BMW’s iDrive system has been updated with attractive new graphics and a clear, easily navigated menu system. This might well be the best and most user-friendly automotive infotainment system there is and the click/scroll wheel on the transmission tunnel is much simpler to use when on the move compared with a a touchscreen.
The M3’s cabin is mostly very good and, in this test car’s specification (with carbon-fibre cabin trim and two-tone leather), there’s just enough to let you know you’re not riding in any old 3 Series. The seating position is just about perfect, too, although the Competition-specific seats don’t offer any lumbar support, which can be a pain on longer journeys.
What makes us so sure BMW has gone to work on the 2018 car’s chassis? Quite simply, the latest M3 Competition is the best F80 so far - and not by a small margin. Whereas the very early cars were so lacking in body control that they could be downright intimidating to drive on a country road, and later models were a little better but still somewhat unpredictable, this latest version is altogether more cohesive – more so even than pre-facelift M3 Competitions.
There’s some tension in the low-speed ride quality, but that settles really well at motorway speeds so the car doesn’t feel busy or fidgety. And in Comfort mode, in particular, the M3 Competition feels beautifully damped on a lumpy B-road, absorbing bumps and dropping into compressions without skipping off course or wallowing lazily. Body control has gone through the roof compared with the very first F80 M3s, which simply means this car works with, rather than against, you. Simply, it’s much less intimidating to drive.
The F80 has always been short on traction, more so even than more powerful rivals such as the Mercedes-AMG C63 S. This latest version is no exception; those rear wheels will still light up very suddenly as the twin-turbo straight-six dumps great lumps of torque upon them.
Another area where this car feels very different to previous models is the M Dynamic Mode, the halfway-house setting for the stability control. It previously gave you enough freedom to have some rather alarming moments, particularly in the wet. Now, though, it’s much less lenient. BMW has responded to criticism of those early cars being such a handful.

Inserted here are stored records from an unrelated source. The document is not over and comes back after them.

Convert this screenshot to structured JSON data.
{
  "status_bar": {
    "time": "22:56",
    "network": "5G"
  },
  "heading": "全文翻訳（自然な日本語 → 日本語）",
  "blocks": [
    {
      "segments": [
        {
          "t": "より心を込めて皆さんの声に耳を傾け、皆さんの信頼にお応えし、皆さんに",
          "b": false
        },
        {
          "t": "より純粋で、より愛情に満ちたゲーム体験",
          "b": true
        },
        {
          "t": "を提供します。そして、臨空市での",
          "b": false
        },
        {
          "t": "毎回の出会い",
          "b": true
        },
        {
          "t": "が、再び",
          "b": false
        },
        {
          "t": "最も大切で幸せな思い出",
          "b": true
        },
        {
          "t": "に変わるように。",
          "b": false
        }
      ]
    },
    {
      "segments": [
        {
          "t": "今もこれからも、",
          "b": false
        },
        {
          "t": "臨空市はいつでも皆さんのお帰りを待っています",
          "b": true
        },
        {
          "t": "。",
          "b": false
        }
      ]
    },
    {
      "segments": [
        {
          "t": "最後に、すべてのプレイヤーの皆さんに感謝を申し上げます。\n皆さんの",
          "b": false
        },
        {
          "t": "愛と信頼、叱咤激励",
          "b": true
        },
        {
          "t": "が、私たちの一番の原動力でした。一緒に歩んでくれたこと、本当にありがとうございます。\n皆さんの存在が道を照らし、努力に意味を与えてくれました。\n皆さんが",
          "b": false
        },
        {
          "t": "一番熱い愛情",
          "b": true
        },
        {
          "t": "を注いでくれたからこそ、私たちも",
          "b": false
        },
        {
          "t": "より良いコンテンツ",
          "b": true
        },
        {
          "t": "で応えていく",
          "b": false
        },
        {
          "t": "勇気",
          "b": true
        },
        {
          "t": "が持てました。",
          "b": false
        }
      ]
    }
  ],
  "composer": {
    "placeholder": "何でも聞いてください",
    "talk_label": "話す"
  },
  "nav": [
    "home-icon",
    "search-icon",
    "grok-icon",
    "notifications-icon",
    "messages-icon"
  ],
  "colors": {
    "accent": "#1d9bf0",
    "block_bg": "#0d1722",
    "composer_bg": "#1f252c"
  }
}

With the systems off, the car is as playful as it has ever been, though, and if you’re confident with the throttle it will slide around like the best of them. It can feel quite snatchy as it breaks away, however, whereas other sports saloons, notably the Alfa Romeo Giulia Quadrifoglio, are much more languid and progressive right at the limit.
The drivetrain is unchanged, which means the engine still develops 444bhp – 19bhp more than the base car – and the standard transmission is a six-speed manual. Just about all M3 buyers specify the very rapid seven-speed DCT gearbox, though. The engine is still short on character and the soundtrack is bland, but there’s no doubting the throttle response or sheer performance.